(Source records)
###

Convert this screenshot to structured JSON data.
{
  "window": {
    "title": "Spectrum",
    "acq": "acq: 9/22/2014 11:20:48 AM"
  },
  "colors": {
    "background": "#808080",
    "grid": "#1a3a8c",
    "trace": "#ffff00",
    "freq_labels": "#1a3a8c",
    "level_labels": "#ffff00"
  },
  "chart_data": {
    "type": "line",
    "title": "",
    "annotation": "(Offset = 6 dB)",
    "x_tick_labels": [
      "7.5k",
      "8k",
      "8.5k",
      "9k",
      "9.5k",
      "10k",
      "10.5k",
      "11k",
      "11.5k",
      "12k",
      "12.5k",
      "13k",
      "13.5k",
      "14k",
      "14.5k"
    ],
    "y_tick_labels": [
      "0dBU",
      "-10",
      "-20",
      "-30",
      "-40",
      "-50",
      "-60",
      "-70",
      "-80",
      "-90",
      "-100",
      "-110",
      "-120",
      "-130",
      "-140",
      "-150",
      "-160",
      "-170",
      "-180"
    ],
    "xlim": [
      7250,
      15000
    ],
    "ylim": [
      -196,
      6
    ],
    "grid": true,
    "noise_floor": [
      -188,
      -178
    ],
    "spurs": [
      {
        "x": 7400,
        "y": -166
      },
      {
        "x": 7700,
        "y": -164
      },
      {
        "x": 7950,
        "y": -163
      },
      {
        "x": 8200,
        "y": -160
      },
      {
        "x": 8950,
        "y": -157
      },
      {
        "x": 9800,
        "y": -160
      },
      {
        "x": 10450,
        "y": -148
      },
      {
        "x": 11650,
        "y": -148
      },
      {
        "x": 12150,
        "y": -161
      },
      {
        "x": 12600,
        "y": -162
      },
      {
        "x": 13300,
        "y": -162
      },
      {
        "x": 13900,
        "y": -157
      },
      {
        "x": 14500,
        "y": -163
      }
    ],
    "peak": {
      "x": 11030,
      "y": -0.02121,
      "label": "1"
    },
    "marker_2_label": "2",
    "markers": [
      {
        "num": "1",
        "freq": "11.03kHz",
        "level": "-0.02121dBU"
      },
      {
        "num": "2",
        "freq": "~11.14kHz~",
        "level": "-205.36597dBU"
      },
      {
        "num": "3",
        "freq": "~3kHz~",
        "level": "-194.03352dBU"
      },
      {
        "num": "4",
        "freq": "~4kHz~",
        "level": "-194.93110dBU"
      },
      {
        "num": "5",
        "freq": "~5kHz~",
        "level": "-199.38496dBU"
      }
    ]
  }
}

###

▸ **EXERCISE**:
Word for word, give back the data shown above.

▸ **TASK RESPONSE**:
Convert this screenshot to structured JSON data.
{
  "window": {
    "title": "Spectrum",
    "acq": "acq: 9/22/2014 11:20:48 AM"
  },
  "colors": {
    "background": "#808080",
    "grid": "#1a3a8c",
    "trace": "#ffff00",
    "freq_labels": "#1a3a8c",
    "level_labels": "#ffff00"
  },
  "chart_data": {
    "type": "line",
    "title": "",
    "annotation": "(Offset = 6 dB)",
    "x_tick_labels": [
      "7.5k",
      "8k",
      "8.5k",
      "9k",
      "9.5k",
      "10k",
      "10.5k",
      "11k",
      "11.5k",
      "12k",
      "12.5k",
      "13k",
      "13.5k",
      "14k",
      "14.5k"
    ],
    "y_tick_labels": [
      "0dBU",
      "-10",
      "-20",
      "-30",
      "-40",
      "-50",
      "-60",
      "-70",
      "-80",
      "-90",
      "-100",
      "-110",
      "-120",
      "-130",
      "-140",
      "-150",
      "-160",
      "-170",
      "-180"
    ],
    "xlim": [
      7250,
      15000
    ],
    "ylim": [
      -196,
      6
    ],
    "grid": true,
    "noise_floor": [
      -188,
      -178
    ],
    "spurs": [
      {
        "x": 7400,
        "y": -166
      },
      {
        "x": 7700,
        "y": -164
      },
      {
        "x": 7950,
        "y": -163
      },
      {
        "x": 8200,
        "y": -160
      },
      {
        "x": 8950,
        "y": -157
      },
      {
        "x": 9800,
        "y": -160
      },
      {
        "x": 10450,
        "y": -148
      },
      {
        "x": 11650,
        "y": -148
      },
      {
        "x": 12150,
        "y": -161
      },
      {
        "x": 12600,
        "y": -162
      },
      {
        "x": 13300,
        "y": -162
      },
      {
        "x": 13900,
        "y": -157
      },
      {
        "x": 14500,
        "y": -163
      }
    ],
    "peak": {
      "x": 11030,
      "y": -0.02121,
      "label": "1"
    },
    "marker_2_label": "2",
    "markers": [
      {
        "num": "1",
        "freq": "11.03kHz",
        "level": "-0.02121dBU"
      },
      {
        "num": "2",
        "freq": "~11.14kHz~",
        "level": "-205.36597dBU"
      },
      {
        "num": "3",
        "freq": "~3kHz~",
        "level": "-194.03352dBU"
      },
      {
        "num": "4",
        "freq": "~4kHz~",
        "level": "-194.93110dBU"
      },
      {
        "num": "5",
        "freq": "~5kHz~",
        "level": "-199.38496dBU"
      }
    ]
  }
}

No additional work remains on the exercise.